'''
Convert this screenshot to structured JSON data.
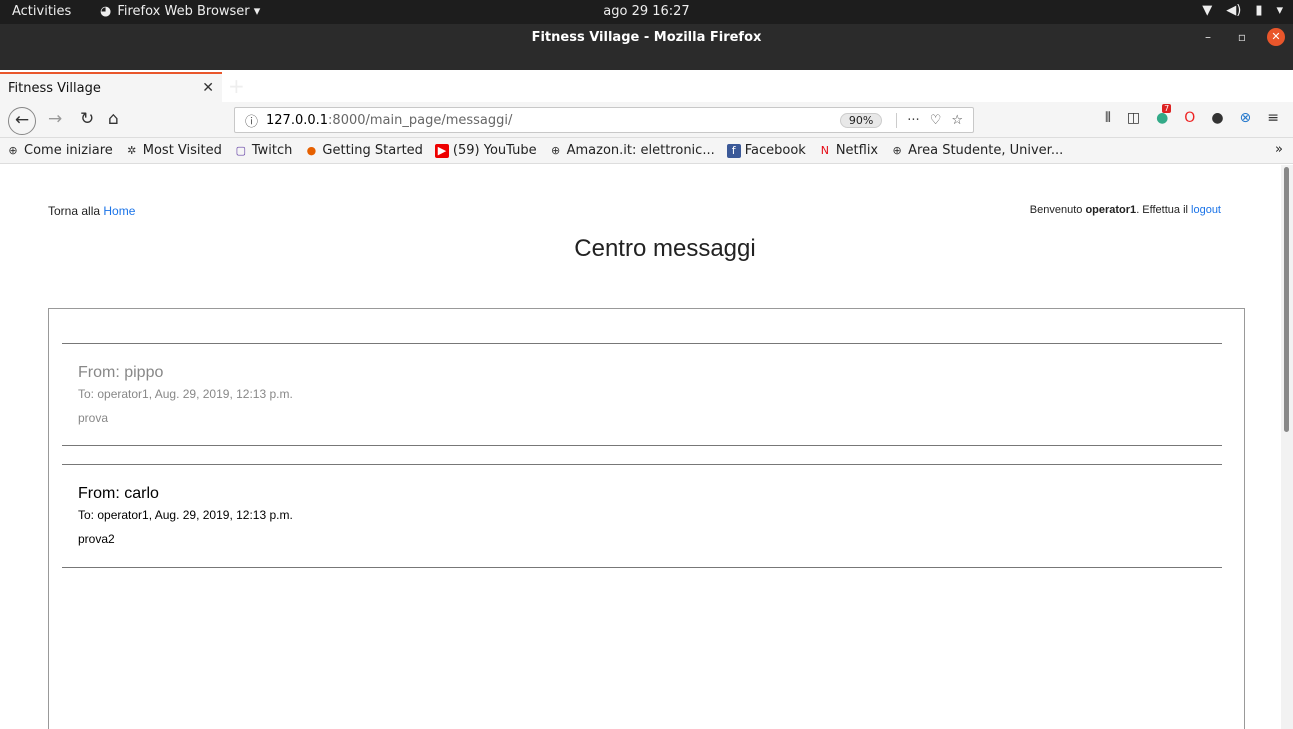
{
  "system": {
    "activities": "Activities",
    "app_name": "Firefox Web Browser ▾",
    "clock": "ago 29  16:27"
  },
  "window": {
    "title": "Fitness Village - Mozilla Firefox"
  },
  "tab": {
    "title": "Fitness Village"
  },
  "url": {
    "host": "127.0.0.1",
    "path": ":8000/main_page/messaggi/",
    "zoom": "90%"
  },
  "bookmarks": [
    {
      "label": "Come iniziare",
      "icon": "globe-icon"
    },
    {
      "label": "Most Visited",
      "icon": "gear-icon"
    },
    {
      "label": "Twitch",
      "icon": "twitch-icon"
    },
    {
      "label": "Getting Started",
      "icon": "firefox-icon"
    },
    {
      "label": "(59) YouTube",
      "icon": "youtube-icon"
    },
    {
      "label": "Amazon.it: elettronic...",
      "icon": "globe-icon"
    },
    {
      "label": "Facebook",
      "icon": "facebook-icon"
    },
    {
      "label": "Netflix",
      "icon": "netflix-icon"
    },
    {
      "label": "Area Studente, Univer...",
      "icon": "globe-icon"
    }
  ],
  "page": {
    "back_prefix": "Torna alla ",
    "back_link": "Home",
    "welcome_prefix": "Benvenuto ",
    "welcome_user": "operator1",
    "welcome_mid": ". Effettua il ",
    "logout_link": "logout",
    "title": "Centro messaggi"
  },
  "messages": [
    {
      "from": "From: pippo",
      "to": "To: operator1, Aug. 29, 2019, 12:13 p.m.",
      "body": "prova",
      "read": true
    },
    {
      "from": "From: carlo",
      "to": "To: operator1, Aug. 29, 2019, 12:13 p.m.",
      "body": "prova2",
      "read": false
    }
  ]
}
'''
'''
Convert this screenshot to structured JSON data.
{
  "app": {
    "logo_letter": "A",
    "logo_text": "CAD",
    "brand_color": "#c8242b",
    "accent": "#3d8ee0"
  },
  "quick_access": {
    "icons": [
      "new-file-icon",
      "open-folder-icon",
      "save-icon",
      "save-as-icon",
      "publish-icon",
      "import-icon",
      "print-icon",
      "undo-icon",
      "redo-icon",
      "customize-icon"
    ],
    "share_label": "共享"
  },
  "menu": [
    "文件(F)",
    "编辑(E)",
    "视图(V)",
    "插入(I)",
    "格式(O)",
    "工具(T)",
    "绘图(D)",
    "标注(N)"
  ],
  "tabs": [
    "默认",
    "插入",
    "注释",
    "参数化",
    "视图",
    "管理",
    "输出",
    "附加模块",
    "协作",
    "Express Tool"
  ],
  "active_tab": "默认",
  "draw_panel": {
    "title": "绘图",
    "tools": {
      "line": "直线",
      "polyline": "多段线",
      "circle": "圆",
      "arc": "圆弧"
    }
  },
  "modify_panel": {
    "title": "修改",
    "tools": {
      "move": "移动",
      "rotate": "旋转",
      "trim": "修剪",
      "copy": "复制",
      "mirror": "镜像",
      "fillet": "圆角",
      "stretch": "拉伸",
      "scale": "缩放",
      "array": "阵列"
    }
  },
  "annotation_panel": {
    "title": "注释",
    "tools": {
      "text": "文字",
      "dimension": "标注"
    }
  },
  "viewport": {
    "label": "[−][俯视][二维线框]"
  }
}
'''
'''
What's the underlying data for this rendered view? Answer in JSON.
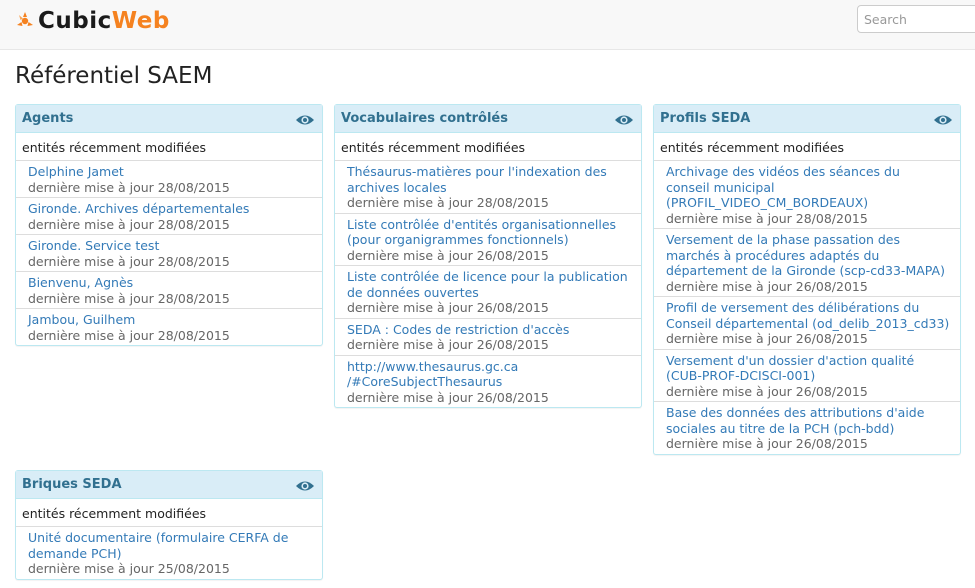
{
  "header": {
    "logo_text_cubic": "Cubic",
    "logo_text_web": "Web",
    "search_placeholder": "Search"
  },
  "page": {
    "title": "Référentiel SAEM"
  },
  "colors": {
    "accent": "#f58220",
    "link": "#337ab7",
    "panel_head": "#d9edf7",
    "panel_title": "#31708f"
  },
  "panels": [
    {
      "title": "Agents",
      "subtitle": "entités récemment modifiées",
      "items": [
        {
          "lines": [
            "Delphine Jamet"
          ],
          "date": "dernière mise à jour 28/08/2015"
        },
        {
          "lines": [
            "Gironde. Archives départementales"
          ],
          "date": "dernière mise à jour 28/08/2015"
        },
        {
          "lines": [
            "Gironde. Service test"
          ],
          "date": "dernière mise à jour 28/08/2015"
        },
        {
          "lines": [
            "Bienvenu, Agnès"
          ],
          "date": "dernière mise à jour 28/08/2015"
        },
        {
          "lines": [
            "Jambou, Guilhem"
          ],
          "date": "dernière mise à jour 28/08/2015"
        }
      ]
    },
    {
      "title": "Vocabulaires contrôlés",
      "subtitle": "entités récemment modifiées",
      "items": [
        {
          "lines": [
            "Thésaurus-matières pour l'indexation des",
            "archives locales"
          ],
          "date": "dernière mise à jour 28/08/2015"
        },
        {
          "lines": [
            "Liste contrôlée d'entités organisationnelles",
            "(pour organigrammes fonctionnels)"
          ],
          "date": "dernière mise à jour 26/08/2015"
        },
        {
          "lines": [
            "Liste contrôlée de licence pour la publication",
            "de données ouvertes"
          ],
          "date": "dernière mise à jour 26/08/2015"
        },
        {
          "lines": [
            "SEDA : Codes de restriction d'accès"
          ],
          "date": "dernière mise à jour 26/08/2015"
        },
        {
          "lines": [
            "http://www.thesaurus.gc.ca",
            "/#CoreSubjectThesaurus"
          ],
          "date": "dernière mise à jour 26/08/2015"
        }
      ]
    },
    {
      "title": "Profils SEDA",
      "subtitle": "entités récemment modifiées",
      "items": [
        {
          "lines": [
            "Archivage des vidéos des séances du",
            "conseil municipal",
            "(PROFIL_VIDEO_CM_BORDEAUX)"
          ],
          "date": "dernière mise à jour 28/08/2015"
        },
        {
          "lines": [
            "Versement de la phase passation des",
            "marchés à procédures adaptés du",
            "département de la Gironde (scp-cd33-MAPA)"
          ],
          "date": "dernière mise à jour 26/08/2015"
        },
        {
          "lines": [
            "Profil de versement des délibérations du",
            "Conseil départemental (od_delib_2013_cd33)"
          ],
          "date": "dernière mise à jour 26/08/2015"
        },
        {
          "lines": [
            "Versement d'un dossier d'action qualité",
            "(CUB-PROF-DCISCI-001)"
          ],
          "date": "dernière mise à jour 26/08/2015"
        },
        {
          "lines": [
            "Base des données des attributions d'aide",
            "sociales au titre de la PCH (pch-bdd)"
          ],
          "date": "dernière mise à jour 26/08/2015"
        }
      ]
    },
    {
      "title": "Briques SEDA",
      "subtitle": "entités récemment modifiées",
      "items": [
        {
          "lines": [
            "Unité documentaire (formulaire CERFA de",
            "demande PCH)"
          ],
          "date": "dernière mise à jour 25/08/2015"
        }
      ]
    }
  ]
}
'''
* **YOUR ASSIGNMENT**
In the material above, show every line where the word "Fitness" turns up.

* **THE COMPLETED TASK**
    "title": "Fitness Village - Mozilla Firefox"
    "title": "Fitness Village"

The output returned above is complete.